§ **Brief**: Your answer should repeat every line of the records below in which the word "Alpha" appears.

§ **Available records**:

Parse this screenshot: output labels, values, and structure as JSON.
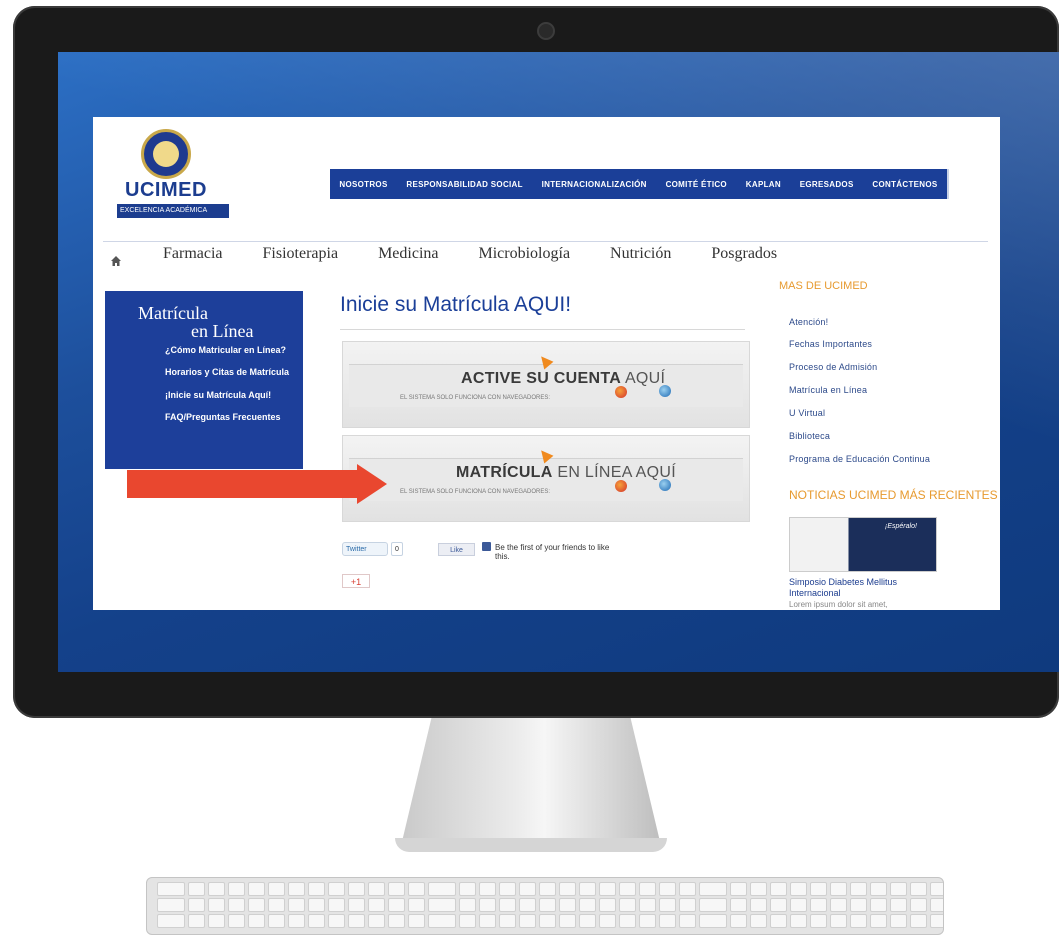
{
  "site": {
    "brand": "UCIMED",
    "tagline": "EXCELENCIA ACADÉMICA"
  },
  "top_nav": [
    "NOSOTROS",
    "RESPONSABILIDAD SOCIAL",
    "INTERNACIONALIZACIÓN",
    "COMITÉ ÉTICO",
    "KAPLAN",
    "EGRESADOS",
    "CONTÁCTENOS"
  ],
  "sub_nav": [
    "Farmacia",
    "Fisioterapia",
    "Medicina",
    "Microbiología",
    "Nutrición",
    "Posgrados"
  ],
  "sidebar": {
    "title_line1": "Matrícula",
    "title_line2": "en Línea",
    "links": [
      "¿Cómo Matricular en Línea?",
      "Horarios y Citas de Matrícula",
      "¡Inicie su Matrícula Aquí!",
      "FAQ/Preguntas Frecuentes"
    ]
  },
  "main": {
    "title": "Inicie su Matrícula AQUI!",
    "banner1": {
      "bold": "ACTIVE SU CUENTA",
      "light": "AQUÍ",
      "sub": "EL SISTEMA SOLO FUNCIONA CON NAVEGADORES:"
    },
    "banner2": {
      "bold": "MATRÍCULA",
      "light": "EN LÍNEA AQUÍ",
      "sub": "EL SISTEMA SOLO FUNCIONA CON NAVEGADORES:"
    }
  },
  "social": {
    "twitter": "Twitter",
    "twitter_count": "0",
    "like": "Like",
    "fb_text": "Be the first of your friends to like this.",
    "gplus": "+1"
  },
  "right": {
    "mas_title": "MAS DE UCIMED",
    "links": [
      "Atención!",
      "Fechas Importantes",
      "Proceso de Admisión",
      "Matrícula en Línea",
      "U Virtual",
      "Biblioteca",
      "Programa de Educación Continua"
    ],
    "news_title": "NOTICIAS UCIMED MÁS RECIENTES",
    "news_image_text": "¡Espéralo!",
    "news_caption": "Simposio Diabetes Mellitus Internacional",
    "news_lorem": "Lorem ipsum dolor sit amet,"
  },
  "colors": {
    "brand_blue": "#1b3f98",
    "accent_orange": "#e79a2f",
    "arrow_red": "#e9472f"
  }
}
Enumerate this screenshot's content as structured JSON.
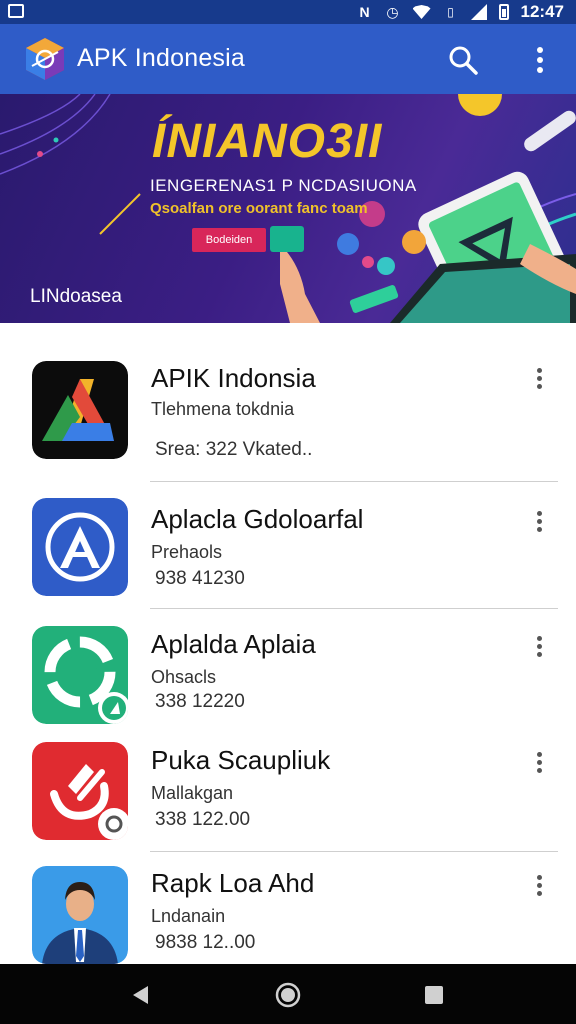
{
  "status_bar": {
    "time": "12:47",
    "icons": [
      "gallery-icon",
      "nfc-icon",
      "alarm-icon",
      "wifi-icon",
      "signal-icon",
      "battery-icon"
    ]
  },
  "app_bar": {
    "title": "APK Indonesia",
    "color": "#2f5cc8"
  },
  "banner": {
    "headline": "ÍNIANO3II",
    "subtitle": "IENGERENAS1 P NCDASIUONA",
    "tagline": "Qsoalfan ore oorant fanc toam",
    "button_label": "Bodeiden",
    "brand": "LINdoasea"
  },
  "apps": [
    {
      "title": "APIK Indonsia",
      "subtitle": "Tlehmena tokdnia",
      "meta": "Srea: 322 Vkated..",
      "icon": "apk-logo-icon"
    },
    {
      "title": "Aplacla Gdoloarfal",
      "subtitle": "Prehaols",
      "meta": "938 41230",
      "icon": "a-circle-icon"
    },
    {
      "title": "Aplalda Aplaia",
      "subtitle": "Ohsacls",
      "meta": "338 12220",
      "icon": "green-circle-icon"
    },
    {
      "title": "Puka Scaupliuk",
      "subtitle": "Mallakgan",
      "meta": "338 122.00",
      "icon": "red-swirl-icon"
    },
    {
      "title": "Rapk Loa Ahd",
      "subtitle": "Lndanain",
      "meta": "9838 12..00",
      "icon": "person-icon"
    }
  ],
  "nav": {
    "icons": [
      "back-icon",
      "home-icon",
      "recents-icon"
    ]
  }
}
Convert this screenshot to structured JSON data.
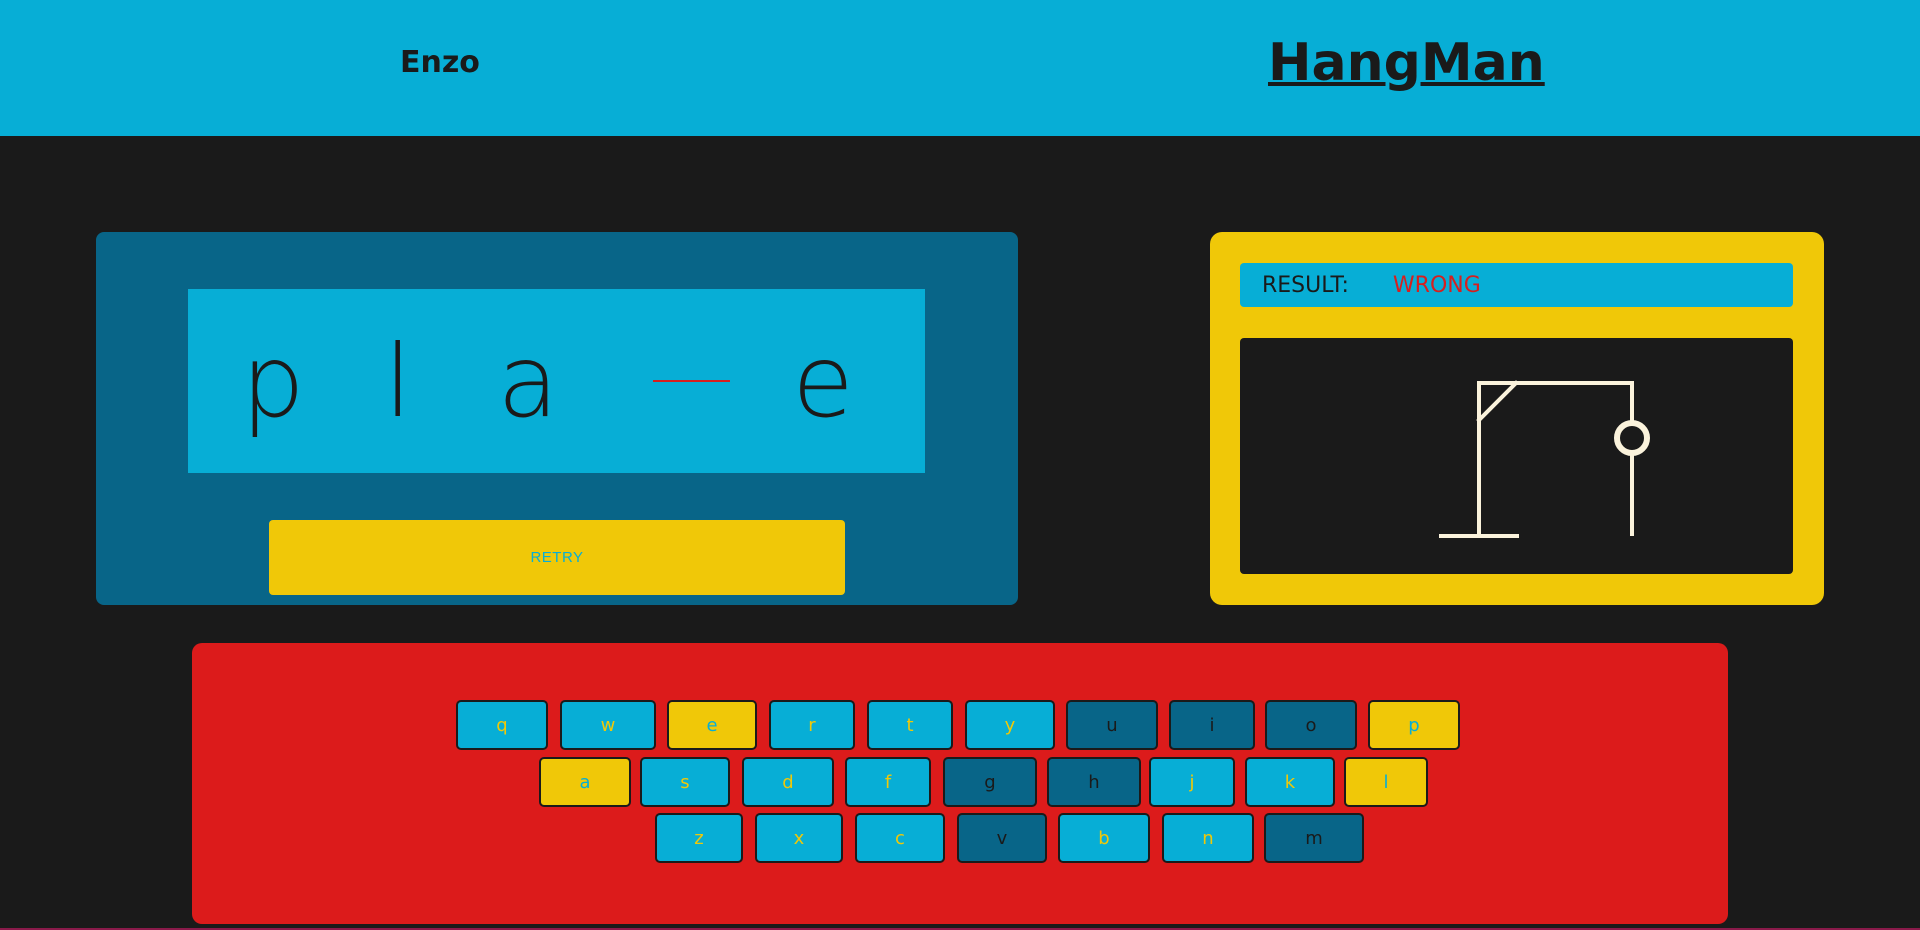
{
  "header": {
    "player_name": "Enzo",
    "title": "HangMan"
  },
  "word": {
    "slots": [
      "p",
      "l",
      "a",
      "",
      "e"
    ]
  },
  "retry_label": "RETRY",
  "result": {
    "label": "RESULT:",
    "value": "WRONG"
  },
  "keyboard": {
    "row1": [
      {
        "letter": "q",
        "state": "unused"
      },
      {
        "letter": "w",
        "state": "unused"
      },
      {
        "letter": "e",
        "state": "correct"
      },
      {
        "letter": "r",
        "state": "unused"
      },
      {
        "letter": "t",
        "state": "unused"
      },
      {
        "letter": "y",
        "state": "unused"
      },
      {
        "letter": "u",
        "state": "wrong"
      },
      {
        "letter": "i",
        "state": "wrong"
      },
      {
        "letter": "o",
        "state": "wrong"
      },
      {
        "letter": "p",
        "state": "correct"
      }
    ],
    "row2": [
      {
        "letter": "a",
        "state": "correct"
      },
      {
        "letter": "s",
        "state": "unused"
      },
      {
        "letter": "d",
        "state": "unused"
      },
      {
        "letter": "f",
        "state": "unused"
      },
      {
        "letter": "g",
        "state": "wrong"
      },
      {
        "letter": "h",
        "state": "wrong"
      },
      {
        "letter": "j",
        "state": "unused"
      },
      {
        "letter": "k",
        "state": "unused"
      },
      {
        "letter": "l",
        "state": "correct"
      }
    ],
    "row3": [
      {
        "letter": "z",
        "state": "unused"
      },
      {
        "letter": "x",
        "state": "unused"
      },
      {
        "letter": "c",
        "state": "unused"
      },
      {
        "letter": "v",
        "state": "wrong"
      },
      {
        "letter": "b",
        "state": "unused"
      },
      {
        "letter": "n",
        "state": "unused"
      },
      {
        "letter": "m",
        "state": "wrong"
      }
    ]
  },
  "colors": {
    "header_blue": "#07aed6",
    "panel_dark_blue": "#086588",
    "yellow": "#f0c808",
    "red": "#dc1b1b",
    "background": "#1a1a1a",
    "gallows": "#fbf3dc"
  }
}
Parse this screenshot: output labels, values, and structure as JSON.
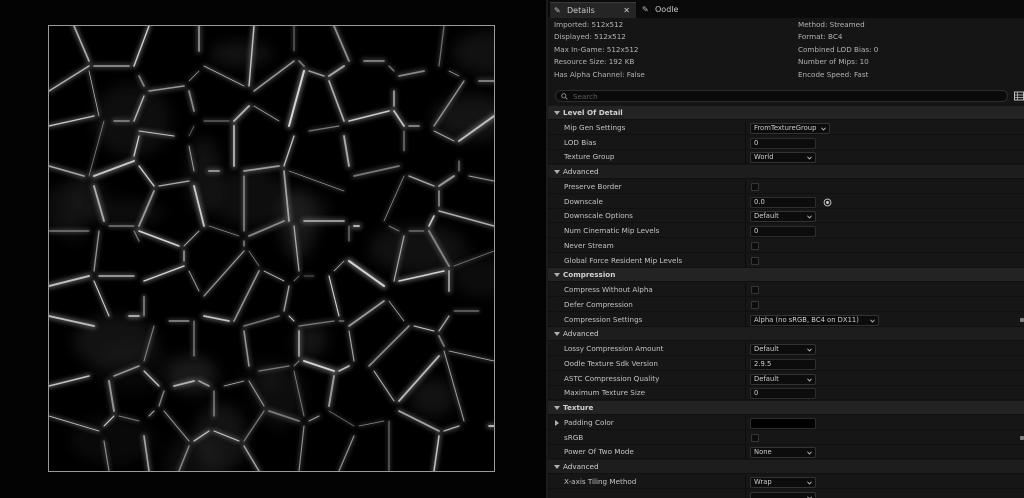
{
  "tabs": [
    {
      "label": "Details",
      "icon": "pencil-icon",
      "active": true
    },
    {
      "label": "Oodle",
      "icon": "pencil-icon",
      "active": false
    }
  ],
  "info": {
    "left": [
      "Imported: 512x512",
      "Displayed: 512x512",
      "Max In-Game: 512x512",
      "Resource Size: 192 KB",
      "Has Alpha Channel: False"
    ],
    "right": [
      "Method: Streamed",
      "Format: BC4",
      "Combined LOD Bias: 0",
      "Number of Mips: 10",
      "Encode Speed: Fast"
    ]
  },
  "search": {
    "placeholder": "Search"
  },
  "rows": [
    {
      "kind": "cat",
      "label": "Level Of Detail"
    },
    {
      "kind": "prop",
      "label": "Mip Gen Settings",
      "widget": "combo",
      "value": "FromTextureGroup"
    },
    {
      "kind": "prop",
      "label": "LOD Bias",
      "widget": "number",
      "value": "0"
    },
    {
      "kind": "prop",
      "label": "Texture Group",
      "widget": "combo",
      "value": "World"
    },
    {
      "kind": "sub",
      "label": "Advanced"
    },
    {
      "kind": "prop",
      "label": "Preserve Border",
      "widget": "check"
    },
    {
      "kind": "prop",
      "label": "Downscale",
      "widget": "number",
      "value": "0.0",
      "reset": true
    },
    {
      "kind": "prop",
      "label": "Downscale Options",
      "widget": "combo",
      "value": "Default"
    },
    {
      "kind": "prop",
      "label": "Num Cinematic Mip Levels",
      "widget": "number",
      "value": "0"
    },
    {
      "kind": "prop",
      "label": "Never Stream",
      "widget": "check"
    },
    {
      "kind": "prop",
      "label": "Global Force Resident Mip Levels",
      "widget": "check"
    },
    {
      "kind": "cat",
      "label": "Compression"
    },
    {
      "kind": "prop",
      "label": "Compress Without Alpha",
      "widget": "check"
    },
    {
      "kind": "prop",
      "label": "Defer Compression",
      "widget": "check"
    },
    {
      "kind": "prop",
      "label": "Compression Settings",
      "widget": "combo",
      "value": "Alpha (no sRGB, BC4 on DX11)",
      "edge": true
    },
    {
      "kind": "sub",
      "label": "Advanced"
    },
    {
      "kind": "prop",
      "label": "Lossy Compression Amount",
      "widget": "combo",
      "value": "Default"
    },
    {
      "kind": "prop",
      "label": "Oodle Texture Sdk Version",
      "widget": "number",
      "value": "2.9.5"
    },
    {
      "kind": "prop",
      "label": "ASTC Compression Quality",
      "widget": "combo",
      "value": "Default"
    },
    {
      "kind": "prop",
      "label": "Maximum Texture Size",
      "widget": "number",
      "value": "0"
    },
    {
      "kind": "cat",
      "label": "Texture"
    },
    {
      "kind": "prop",
      "label": "Padding Color",
      "widget": "color",
      "expandable": true
    },
    {
      "kind": "prop",
      "label": "sRGB",
      "widget": "check",
      "edge": true
    },
    {
      "kind": "prop",
      "label": "Power Of Two Mode",
      "widget": "combo",
      "value": "None"
    },
    {
      "kind": "sub",
      "label": "Advanced"
    },
    {
      "kind": "prop",
      "label": "X-axis Tiling Method",
      "widget": "combo",
      "value": "Wrap"
    },
    {
      "kind": "prop",
      "label": "",
      "widget": "combo",
      "value": ""
    }
  ],
  "colors": {
    "panel_bg": "#151515",
    "category_bg": "#232323",
    "viewport_bg": "#030303",
    "field_bg": "#0c0c0c"
  }
}
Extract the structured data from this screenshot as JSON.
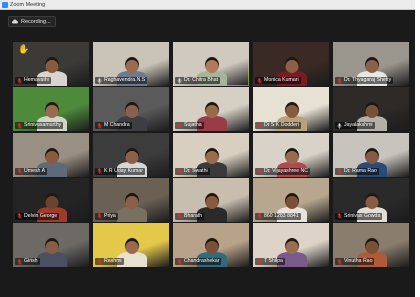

§ **Exercise output**:
      "Has Alpha Channel: False"
      "label": "Compress Without Alpha",
      "value": "Alpha (no sRGB, BC4 on DX11)",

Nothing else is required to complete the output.